New South Wales police will have the power to stop and search people, cars and suspicious locations for weapons, without a warrant under new legislation, particularly those who are banned from owning a weapon regardless of reason. This could mean that police will be able to seize illegal weapons held by those with no licence, subsequently assisting to decrease, however slight it may be, the amount of weapons in the wrong hands. This is lawful when authorised by law (Commonwealth Secretariat, 2006: 93).
Unfortunately, the relaxed requirements for a search will mean that targets will be based on discrimination and racial profiling to name a few human right breaches. The new law comes after police seized illegal weapons from the vehicle belonging to a bikie gang member.
These laws are a breach of human rights because according to Article 12 of the Universal Declaration of Human Rights, it is stated that “no one shall be subjected to arbitrary interference with his privacy, family, home or correspondence, nor attacks on his honour and reputation”. It could mean that just because a person has made a mistake in the past which resulted in a ban from possessing a weapon, they are now subjected for life to searches without due cause. They may have received a fine in the past in addition to the ban but they will continue to pay the price.
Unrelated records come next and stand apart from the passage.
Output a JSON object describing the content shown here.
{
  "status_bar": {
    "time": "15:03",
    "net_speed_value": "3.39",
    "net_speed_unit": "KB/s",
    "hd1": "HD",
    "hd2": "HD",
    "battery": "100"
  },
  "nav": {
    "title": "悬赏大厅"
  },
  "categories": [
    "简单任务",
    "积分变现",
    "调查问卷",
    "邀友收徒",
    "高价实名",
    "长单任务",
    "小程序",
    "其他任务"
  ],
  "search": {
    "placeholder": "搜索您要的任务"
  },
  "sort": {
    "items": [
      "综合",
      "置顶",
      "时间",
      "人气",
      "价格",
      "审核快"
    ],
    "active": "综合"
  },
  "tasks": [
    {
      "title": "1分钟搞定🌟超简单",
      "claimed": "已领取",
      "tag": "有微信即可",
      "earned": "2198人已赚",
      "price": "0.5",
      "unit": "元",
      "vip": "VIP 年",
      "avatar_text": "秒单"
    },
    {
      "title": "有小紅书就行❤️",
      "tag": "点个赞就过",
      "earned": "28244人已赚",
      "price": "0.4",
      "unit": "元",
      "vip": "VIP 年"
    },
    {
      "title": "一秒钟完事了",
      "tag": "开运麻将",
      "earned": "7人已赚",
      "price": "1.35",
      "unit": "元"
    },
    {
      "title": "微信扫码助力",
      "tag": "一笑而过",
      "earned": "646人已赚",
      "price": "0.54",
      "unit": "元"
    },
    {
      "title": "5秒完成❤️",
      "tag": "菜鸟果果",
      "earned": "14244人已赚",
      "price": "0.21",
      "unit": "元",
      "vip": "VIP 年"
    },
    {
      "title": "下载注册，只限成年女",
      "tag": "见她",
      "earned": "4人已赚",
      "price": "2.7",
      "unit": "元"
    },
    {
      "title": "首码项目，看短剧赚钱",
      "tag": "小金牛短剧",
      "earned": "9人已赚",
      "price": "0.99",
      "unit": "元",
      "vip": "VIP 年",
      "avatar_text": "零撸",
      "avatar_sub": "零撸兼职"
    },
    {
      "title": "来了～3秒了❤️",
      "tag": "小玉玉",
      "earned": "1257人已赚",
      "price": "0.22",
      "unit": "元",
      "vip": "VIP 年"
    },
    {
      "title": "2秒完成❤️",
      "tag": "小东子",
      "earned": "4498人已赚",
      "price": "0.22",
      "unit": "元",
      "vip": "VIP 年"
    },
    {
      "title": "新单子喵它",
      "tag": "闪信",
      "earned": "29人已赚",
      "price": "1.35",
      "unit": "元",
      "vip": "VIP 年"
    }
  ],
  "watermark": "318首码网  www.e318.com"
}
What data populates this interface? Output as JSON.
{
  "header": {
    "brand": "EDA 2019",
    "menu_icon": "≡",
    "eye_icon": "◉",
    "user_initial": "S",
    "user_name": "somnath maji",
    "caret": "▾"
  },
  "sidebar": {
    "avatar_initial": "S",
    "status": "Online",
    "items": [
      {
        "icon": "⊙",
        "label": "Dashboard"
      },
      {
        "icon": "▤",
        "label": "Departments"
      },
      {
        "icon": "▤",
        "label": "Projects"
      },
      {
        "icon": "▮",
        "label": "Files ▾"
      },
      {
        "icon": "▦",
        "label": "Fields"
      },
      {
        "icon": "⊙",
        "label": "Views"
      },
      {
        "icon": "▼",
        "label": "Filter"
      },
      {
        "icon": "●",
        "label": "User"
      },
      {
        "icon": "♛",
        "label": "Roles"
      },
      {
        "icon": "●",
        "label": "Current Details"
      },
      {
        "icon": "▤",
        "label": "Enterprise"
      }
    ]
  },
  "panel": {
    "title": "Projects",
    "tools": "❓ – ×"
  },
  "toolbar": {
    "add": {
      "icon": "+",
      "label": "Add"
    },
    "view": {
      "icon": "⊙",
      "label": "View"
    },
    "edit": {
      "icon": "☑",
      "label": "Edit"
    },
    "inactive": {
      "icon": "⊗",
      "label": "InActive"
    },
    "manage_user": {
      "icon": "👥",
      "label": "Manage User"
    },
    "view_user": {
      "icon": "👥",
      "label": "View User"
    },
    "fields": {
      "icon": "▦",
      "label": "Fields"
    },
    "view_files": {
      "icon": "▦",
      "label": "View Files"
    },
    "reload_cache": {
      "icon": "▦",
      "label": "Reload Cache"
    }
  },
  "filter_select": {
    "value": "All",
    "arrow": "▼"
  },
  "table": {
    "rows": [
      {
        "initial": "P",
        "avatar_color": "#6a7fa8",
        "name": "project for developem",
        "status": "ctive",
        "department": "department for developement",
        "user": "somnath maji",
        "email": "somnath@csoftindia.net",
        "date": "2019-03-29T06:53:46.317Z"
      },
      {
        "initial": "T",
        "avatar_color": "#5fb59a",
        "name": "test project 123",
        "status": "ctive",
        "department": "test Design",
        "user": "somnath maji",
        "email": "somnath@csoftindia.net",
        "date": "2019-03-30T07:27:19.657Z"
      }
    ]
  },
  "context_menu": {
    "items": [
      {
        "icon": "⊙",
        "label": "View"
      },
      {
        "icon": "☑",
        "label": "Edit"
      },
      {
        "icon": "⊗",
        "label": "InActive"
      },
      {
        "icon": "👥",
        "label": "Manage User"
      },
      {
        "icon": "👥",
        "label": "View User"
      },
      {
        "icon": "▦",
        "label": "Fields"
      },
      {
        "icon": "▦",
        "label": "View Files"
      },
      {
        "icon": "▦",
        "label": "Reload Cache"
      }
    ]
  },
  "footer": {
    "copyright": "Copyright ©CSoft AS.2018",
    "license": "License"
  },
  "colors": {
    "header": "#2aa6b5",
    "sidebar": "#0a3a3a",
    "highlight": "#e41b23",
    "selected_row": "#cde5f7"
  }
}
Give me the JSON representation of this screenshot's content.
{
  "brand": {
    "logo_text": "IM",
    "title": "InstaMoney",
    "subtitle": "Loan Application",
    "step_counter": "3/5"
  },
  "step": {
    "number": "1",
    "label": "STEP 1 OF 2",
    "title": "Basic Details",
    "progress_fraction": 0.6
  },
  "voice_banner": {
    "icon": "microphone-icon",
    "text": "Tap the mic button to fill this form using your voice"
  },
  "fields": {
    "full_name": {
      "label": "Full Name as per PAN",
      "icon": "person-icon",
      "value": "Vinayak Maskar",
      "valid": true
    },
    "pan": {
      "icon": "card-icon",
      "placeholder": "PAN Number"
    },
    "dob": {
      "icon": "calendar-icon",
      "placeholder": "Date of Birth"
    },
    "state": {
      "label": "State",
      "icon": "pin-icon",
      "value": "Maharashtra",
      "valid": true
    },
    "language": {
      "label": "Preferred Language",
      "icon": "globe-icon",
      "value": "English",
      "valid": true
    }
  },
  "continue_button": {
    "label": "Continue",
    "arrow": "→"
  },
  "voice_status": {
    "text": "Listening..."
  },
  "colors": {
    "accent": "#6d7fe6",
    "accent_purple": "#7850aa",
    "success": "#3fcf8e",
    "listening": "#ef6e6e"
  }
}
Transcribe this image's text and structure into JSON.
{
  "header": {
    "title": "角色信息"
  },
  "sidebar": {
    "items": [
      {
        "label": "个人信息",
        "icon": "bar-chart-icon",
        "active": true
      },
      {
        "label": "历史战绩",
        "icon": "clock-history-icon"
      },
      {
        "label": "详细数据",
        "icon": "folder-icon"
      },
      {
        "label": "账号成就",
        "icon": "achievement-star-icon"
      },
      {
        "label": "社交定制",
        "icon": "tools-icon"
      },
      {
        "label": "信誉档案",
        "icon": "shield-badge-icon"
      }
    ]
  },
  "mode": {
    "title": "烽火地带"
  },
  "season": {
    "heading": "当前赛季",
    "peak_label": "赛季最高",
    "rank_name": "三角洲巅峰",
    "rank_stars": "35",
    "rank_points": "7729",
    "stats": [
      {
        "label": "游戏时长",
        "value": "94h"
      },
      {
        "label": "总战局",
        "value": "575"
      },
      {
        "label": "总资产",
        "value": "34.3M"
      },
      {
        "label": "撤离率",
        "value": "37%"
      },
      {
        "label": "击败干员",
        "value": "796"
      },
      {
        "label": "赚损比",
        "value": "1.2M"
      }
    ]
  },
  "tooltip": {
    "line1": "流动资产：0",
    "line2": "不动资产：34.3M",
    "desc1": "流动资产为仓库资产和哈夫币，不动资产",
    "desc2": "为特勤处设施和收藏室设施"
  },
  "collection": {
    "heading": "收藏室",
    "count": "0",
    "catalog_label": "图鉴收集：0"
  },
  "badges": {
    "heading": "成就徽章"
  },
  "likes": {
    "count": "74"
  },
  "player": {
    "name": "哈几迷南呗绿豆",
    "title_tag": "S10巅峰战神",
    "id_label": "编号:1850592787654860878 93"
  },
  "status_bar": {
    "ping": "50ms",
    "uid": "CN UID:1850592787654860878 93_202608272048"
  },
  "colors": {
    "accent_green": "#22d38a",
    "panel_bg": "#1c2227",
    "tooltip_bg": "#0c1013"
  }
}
Human rights “cannot be excluded from any sphere of human life” (Kleinig, 1996) and it should be expected that we have the right to protect ourselves. “Police resources are constantly stretched, so people are increasingly taking responsibility for their own safety with measures that are dangerous to criminals” (Montgomery, 2008). It could be expected that this would refer to within the person’s home to possess a weapon, although the new legislation includes this personal location.
The New South Wales Police Firearms Registry issues licences and permits to those with “a genuine reason for possessing and using a firearm” (Information on obtaining a firearms licence in NSW, 2013) in order to eliminate the possession of firearms and weapons for the purposes of criminal activity. Although this hard-hitting new law may breach the human rights of people in terms of their privacy, home, honour and reputation, those who do right by the law should not be expected to face the impact of this new legislation. In addition, human rights are not absolute and “the power to search persons, private property and buildings is a power essential to prevention and detection of crime” (Commonwealth Secretariat, 2006: 93).
References Commonwealth Secretariat. (2006). Commonwealth Manual on Human Rights Training.
Information on Obtaining a Firearms Licence in NSW. (2013). Firearms Registry. Retrieved from the New South Wales Police website https://www.police.nsw.gov.au/online_serviceS/firearms/licences
Kleinig, J. (1996). The Ethics of Policing. Cambridge University Press.
Montgomery, G. (2008). How do you protect yourself at home? Retrieved from The Telegraph website http://blogs.news.com.au/dailytelegraph/yoursay/index.php/dailytelegraph/comments/bat-girl-steps-up-to-the-plate-during-home-invasion/ (UNAVAILABLE!)
Universal Declaration of Human Rights (1948).